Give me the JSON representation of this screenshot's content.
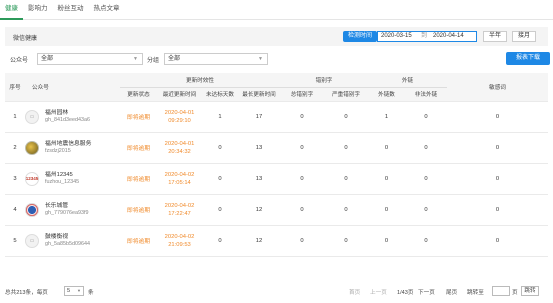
{
  "tabs": [
    "健康",
    "影响力",
    "粉丝互动",
    "热点文章"
  ],
  "toolbar": {
    "title": "微信健康",
    "date_button": "检测时间",
    "date_start": "2020-03-15",
    "date_sep": "到",
    "date_end": "2020-04-14",
    "half_year": "半年",
    "one_month": "接月"
  },
  "filters": {
    "account_label": "公众号",
    "account_value": "全部",
    "group_label": "分组",
    "group_value": "全部",
    "download": "报表下载"
  },
  "table": {
    "headers": {
      "index": "序号",
      "account": "公众号",
      "timeliness": "更新时效性",
      "typos": "错别字",
      "links": "外链",
      "sensitive": "敏感词"
    },
    "sub_headers": [
      "更新状态",
      "最近更新时间",
      "未达标天数",
      "最长更新时间",
      "总错别字",
      "严重错别字",
      "外链数",
      "非法外链"
    ],
    "rows": [
      {
        "no": "1",
        "name": "福州园林",
        "id": "gh_841d3eed43a6",
        "status": "即将逾期",
        "time1": "2020-04-01",
        "time2": "09:29:10",
        "days": "1",
        "longest": "17",
        "typo": "0",
        "severe": "0",
        "link": "1",
        "illegal": "0",
        "sensitive": "0",
        "avatar": "placeholder"
      },
      {
        "no": "2",
        "name": "福州地震信息服务",
        "id": "fzsdzj2015",
        "status": "即将逾期",
        "time1": "2020-04-01",
        "time2": "20:34:32",
        "days": "0",
        "longest": "13",
        "typo": "0",
        "severe": "0",
        "link": "0",
        "illegal": "0",
        "sensitive": "0",
        "avatar": "globe"
      },
      {
        "no": "3",
        "name": "福州12345",
        "id": "fuzhou_12345",
        "status": "即将逾期",
        "time1": "2020-04-02",
        "time2": "17:05:14",
        "days": "0",
        "longest": "13",
        "typo": "0",
        "severe": "0",
        "link": "0",
        "illegal": "0",
        "sensitive": "0",
        "avatar": "12345"
      },
      {
        "no": "4",
        "name": "长乐城管",
        "id": "gh_779076ea93f9",
        "status": "即将逾期",
        "time1": "2020-04-02",
        "time2": "17:22:47",
        "days": "0",
        "longest": "12",
        "typo": "0",
        "severe": "0",
        "link": "0",
        "illegal": "0",
        "sensitive": "0",
        "avatar": "emblem"
      },
      {
        "no": "5",
        "name": "鼓楼衡视",
        "id": "gh_5a85b5d09644",
        "status": "即将逾期",
        "time1": "2020-04-02",
        "time2": "21:09:53",
        "days": "0",
        "longest": "12",
        "typo": "0",
        "severe": "0",
        "link": "0",
        "illegal": "0",
        "sensitive": "0",
        "avatar": "placeholder"
      }
    ]
  },
  "footer": {
    "total": "总共213条，每页",
    "per_page": "5",
    "unit": "条",
    "first": "首页",
    "prev": "上一页",
    "page_info": "1/43页",
    "next": "下一页",
    "last": "尾页",
    "jump": "跳转至",
    "page_unit": "页",
    "go": "跳转"
  },
  "colors": {
    "accent": "#1e88e5",
    "tab_active": "#2c9a5a",
    "warning": "#f08a2b"
  }
}
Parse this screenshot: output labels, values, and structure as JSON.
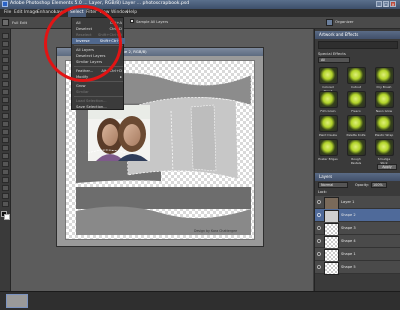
{
  "title_bar": {
    "app_title": "Adobe Photoshop Elements 5.0 ... Layer, RGB/8) Layer ... photoscrapbook.psd"
  },
  "menu_bar": {
    "items": [
      "File",
      "Edit",
      "Image",
      "Enhance",
      "Layer",
      "Select",
      "Filter",
      "View",
      "Window",
      "Help"
    ],
    "help_search_placeholder": "Type a question for help"
  },
  "options_bar": {
    "create_label": "Full Edit",
    "sample_all_layers": "Sample All Layers",
    "organizer": "Organizer"
  },
  "document": {
    "title": "...8.75% (Shape 2, RGB/8)",
    "footer": "Design by Kara Chattergee"
  },
  "select_menu": {
    "items": [
      {
        "label": "All",
        "shortcut": "Ctrl+A",
        "state": "normal"
      },
      {
        "label": "Deselect",
        "shortcut": "Ctrl+D",
        "state": "normal"
      },
      {
        "label": "Reselect",
        "shortcut": "Shift+Ctrl+D",
        "state": "dim"
      },
      {
        "label": "Inverse",
        "shortcut": "Shift+Ctrl+I",
        "state": "highlight"
      },
      {
        "label": "All Layers",
        "shortcut": "",
        "state": "normal"
      },
      {
        "label": "Deselect Layers",
        "shortcut": "",
        "state": "normal"
      },
      {
        "label": "Similar Layers",
        "shortcut": "",
        "state": "normal"
      },
      {
        "label": "Feather...",
        "shortcut": "Alt+Ctrl+D",
        "state": "normal"
      },
      {
        "label": "Modify",
        "shortcut": "▸",
        "state": "normal"
      },
      {
        "label": "Grow",
        "shortcut": "",
        "state": "normal"
      },
      {
        "label": "Similar",
        "shortcut": "",
        "state": "dim"
      },
      {
        "label": "Load Selection...",
        "shortcut": "",
        "state": "dim"
      },
      {
        "label": "Save Selection...",
        "shortcut": "",
        "state": "normal"
      },
      {
        "label": "Delete Selection...",
        "shortcut": "",
        "state": "dim"
      }
    ]
  },
  "artwork_panel": {
    "title": "Artwork and Effects",
    "section": "Special Effects",
    "dropdown": "All",
    "thumbs": [
      "Colored Pencil",
      "Cutout",
      "Dry Brush",
      "Film Grain",
      "Fresco",
      "Neon Glow",
      "Paint Daubs",
      "Palette Knife",
      "Plastic Wrap",
      "Poster Edges",
      "Rough Pastels",
      "Smudge Stick"
    ],
    "apply_button": "Apply"
  },
  "layers_panel": {
    "title": "Layers",
    "blend_mode": "Normal",
    "opacity_label": "Opacity:",
    "opacity_value": "100%",
    "lock_label": "Lock:",
    "layers": [
      {
        "name": "Layer 1",
        "selected": false
      },
      {
        "name": "Shape 2",
        "selected": true
      },
      {
        "name": "Shape 3",
        "selected": false
      },
      {
        "name": "Shape 4",
        "selected": false
      },
      {
        "name": "Shape 1",
        "selected": false
      },
      {
        "name": "Shape 5",
        "selected": false
      }
    ]
  },
  "colors": {
    "highlight": "#50688e",
    "circle": "#e21414"
  }
}
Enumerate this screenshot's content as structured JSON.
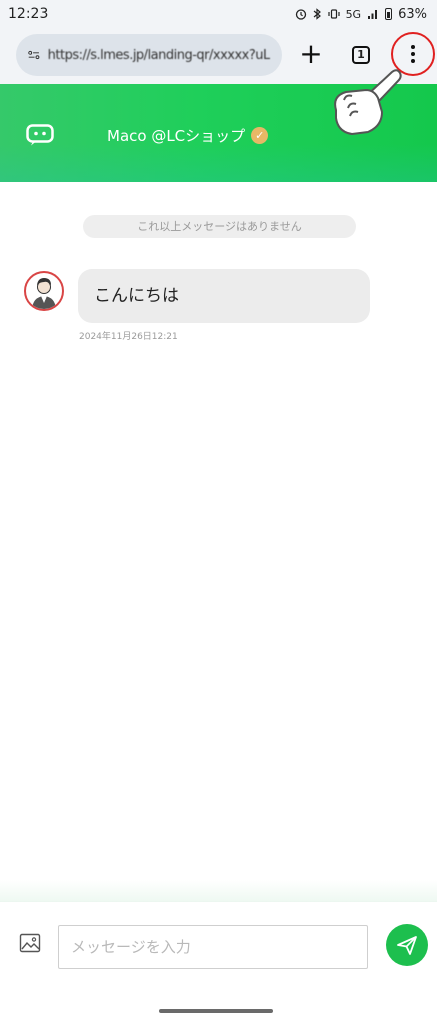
{
  "status_bar": {
    "time": "12:23",
    "network": "5G",
    "battery": "63%"
  },
  "browser": {
    "url": "https://s.lmes.jp/landing-qr/xxxxx?uLand=xxxxxxx",
    "tab_count": "1"
  },
  "chat": {
    "account_name": "Maco @LCショップ",
    "no_more_messages": "これ以上メッセージはありません",
    "messages": [
      {
        "text": "こんにちは",
        "timestamp": "2024年11月26日12:21"
      }
    ]
  },
  "composer": {
    "placeholder": "メッセージを入力"
  },
  "colors": {
    "header_green": "#1fcf5a",
    "send_button": "#1dbf4e",
    "highlight_ring": "#e02020"
  }
}
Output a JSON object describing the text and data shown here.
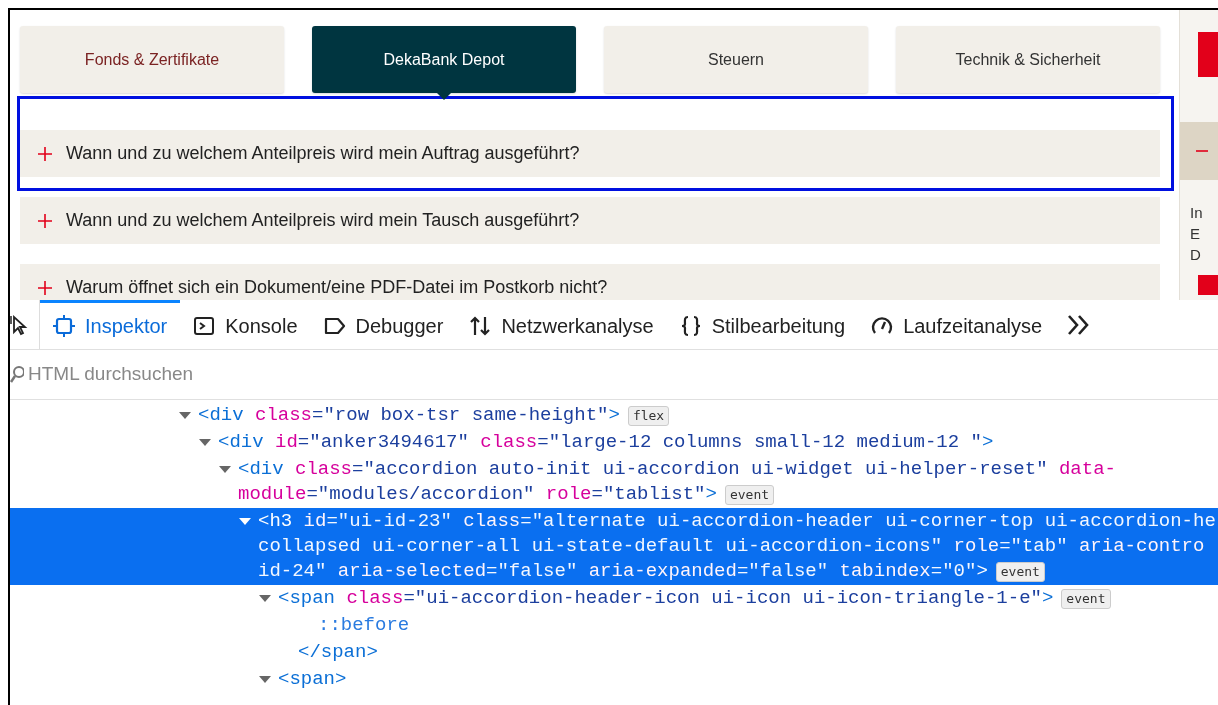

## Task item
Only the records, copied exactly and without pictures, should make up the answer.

## Your solution
Give me the JSON representation of this screenshot's content.
{
  "tabs": [
    "健康",
    "影响力",
    "粉丝互动",
    "热点文章"
  ],
  "toolbar": {
    "title": "微信健康",
    "date_button": "检测时间",
    "date_start": "2020-03-15",
    "date_sep": "到",
    "date_end": "2020-04-14",
    "half_year": "半年",
    "one_month": "接月"
  },
  "filters": {
    "account_label": "公众号",
    "account_value": "全部",
    "group_label": "分组",
    "group_value": "全部",
    "download": "报表下载"
  },
  "table": {
    "headers": {
      "index": "序号",
      "account": "公众号",
      "timeliness": "更新时效性",
      "typos": "错别字",
      "links": "外链",
      "sensitive": "敏感词"
    },
    "sub_headers": [
      "更新状态",
      "最近更新时间",
      "未达标天数",
      "最长更新时间",
      "总错别字",
      "严重错别字",
      "外链数",
      "非法外链"
    ],
    "rows": [
      {
        "no": "1",
        "name": "福州园林",
        "id": "gh_841d3eed43a6",
        "status": "即将逾期",
        "time1": "2020-04-01",
        "time2": "09:29:10",
        "days": "1",
        "longest": "17",
        "typo": "0",
        "severe": "0",
        "link": "1",
        "illegal": "0",
        "sensitive": "0",
        "avatar": "placeholder"
      },
      {
        "no": "2",
        "name": "福州地震信息服务",
        "id": "fzsdzj2015",
        "status": "即将逾期",
        "time1": "2020-04-01",
        "time2": "20:34:32",
        "days": "0",
        "longest": "13",
        "typo": "0",
        "severe": "0",
        "link": "0",
        "illegal": "0",
        "sensitive": "0",
        "avatar": "globe"
      },
      {
        "no": "3",
        "name": "福州12345",
        "id": "fuzhou_12345",
        "status": "即将逾期",
        "time1": "2020-04-02",
        "time2": "17:05:14",
        "days": "0",
        "longest": "13",
        "typo": "0",
        "severe": "0",
        "link": "0",
        "illegal": "0",
        "sensitive": "0",
        "avatar": "12345"
      },
      {
        "no": "4",
        "name": "长乐城管",
        "id": "gh_779076ea93f9",
        "status": "即将逾期",
        "time1": "2020-04-02",
        "time2": "17:22:47",
        "days": "0",
        "longest": "12",
        "typo": "0",
        "severe": "0",
        "link": "0",
        "illegal": "0",
        "sensitive": "0",
        "avatar": "emblem"
      },
      {
        "no": "5",
        "name": "鼓楼衡视",
        "id": "gh_5a85b5d09644",
        "status": "即将逾期",
        "time1": "2020-04-02",
        "time2": "21:09:53",
        "days": "0",
        "longest": "12",
        "typo": "0",
        "severe": "0",
        "link": "0",
        "illegal": "0",
        "sensitive": "0",
        "avatar": "placeholder"
      }
    ]
  },
  "footer": {
    "total": "总共213条，每页",
    "per_page": "5",
    "unit": "条",
    "first": "首页",
    "prev": "上一页",
    "page_info": "1/43页",
    "next": "下一页",
    "last": "尾页",
    "jump": "跳转至",
    "page_unit": "页",
    "go": "跳转"
  },
  "colors": {
    "accent": "#1e88e5",
    "tab_active": "#2c9a5a",
    "warning": "#f08a2b"
  }
}
Parse this screenshot: output labels, values, and structure as JSON.
{
  "title_bar": {
    "app_title": "Adobe Photoshop Elements 5.0 ... Layer, RGB/8) Layer ... photoscrapbook.psd"
  },
  "menu_bar": {
    "items": [
      "File",
      "Edit",
      "Image",
      "Enhance",
      "Layer",
      "Select",
      "Filter",
      "View",
      "Window",
      "Help"
    ],
    "help_search_placeholder": "Type a question for help"
  },
  "options_bar": {
    "create_label": "Full Edit",
    "sample_all_layers": "Sample All Layers",
    "organizer": "Organizer"
  },
  "document": {
    "title": "...8.75% (Shape 2, RGB/8)",
    "footer": "Design by Kara Chattergee"
  },
  "select_menu": {
    "items": [
      {
        "label": "All",
        "shortcut": "Ctrl+A",
        "state": "normal"
      },
      {
        "label": "Deselect",
        "shortcut": "Ctrl+D",
        "state": "normal"
      },
      {
        "label": "Reselect",
        "shortcut": "Shift+Ctrl+D",
        "state": "dim"
      },
      {
        "label": "Inverse",
        "shortcut": "Shift+Ctrl+I",
        "state": "highlight"
      },
      {
        "label": "All Layers",
        "shortcut": "",
        "state": "normal"
      },
      {
        "label": "Deselect Layers",
        "shortcut": "",
        "state": "normal"
      },
      {
        "label": "Similar Layers",
        "shortcut": "",
        "state": "normal"
      },
      {
        "label": "Feather...",
        "shortcut": "Alt+Ctrl+D",
        "state": "normal"
      },
      {
        "label": "Modify",
        "shortcut": "▸",
        "state": "normal"
      },
      {
        "label": "Grow",
        "shortcut": "",
        "state": "normal"
      },
      {
        "label": "Similar",
        "shortcut": "",
        "state": "dim"
      },
      {
        "label": "Load Selection...",
        "shortcut": "",
        "state": "dim"
      },
      {
        "label": "Save Selection...",
        "shortcut": "",
        "state": "normal"
      },
      {
        "label": "Delete Selection...",
        "shortcut": "",
        "state": "dim"
      }
    ]
  },
  "artwork_panel": {
    "title": "Artwork and Effects",
    "section": "Special Effects",
    "dropdown": "All",
    "thumbs": [
      "Colored Pencil",
      "Cutout",
      "Dry Brush",
      "Film Grain",
      "Fresco",
      "Neon Glow",
      "Paint Daubs",
      "Palette Knife",
      "Plastic Wrap",
      "Poster Edges",
      "Rough Pastels",
      "Smudge Stick"
    ],
    "apply_button": "Apply"
  },
  "layers_panel": {
    "title": "Layers",
    "blend_mode": "Normal",
    "opacity_label": "Opacity:",
    "opacity_value": "100%",
    "lock_label": "Lock:",
    "layers": [
      {
        "name": "Layer 1",
        "selected": false
      },
      {
        "name": "Shape 2",
        "selected": true
      },
      {
        "name": "Shape 3",
        "selected": false
      },
      {
        "name": "Shape 4",
        "selected": false
      },
      {
        "name": "Shape 1",
        "selected": false
      },
      {
        "name": "Shape 5",
        "selected": false
      }
    ]
  },
  "colors": {
    "highlight": "#50688e",
    "circle": "#e21414"
  }
}
Enumerate this screenshot's content as structured JSON.
{
  "status_bar": {
    "time": "12:23",
    "network": "5G",
    "battery": "63%"
  },
  "browser": {
    "url": "https://s.lmes.jp/landing-qr/xxxxx?uLand=xxxxxxx",
    "tab_count": "1"
  },
  "chat": {
    "account_name": "Maco @LCショップ",
    "no_more_messages": "これ以上メッセージはありません",
    "messages": [
      {
        "text": "こんにちは",
        "timestamp": "2024年11月26日12:21"
      }
    ]
  },
  "composer": {
    "placeholder": "メッセージを入力"
  },
  "colors": {
    "header_green": "#1fcf5a",
    "send_button": "#1dbf4e",
    "highlight_ring": "#e02020"
  }
}
Output a JSON object describing the text and data shown here.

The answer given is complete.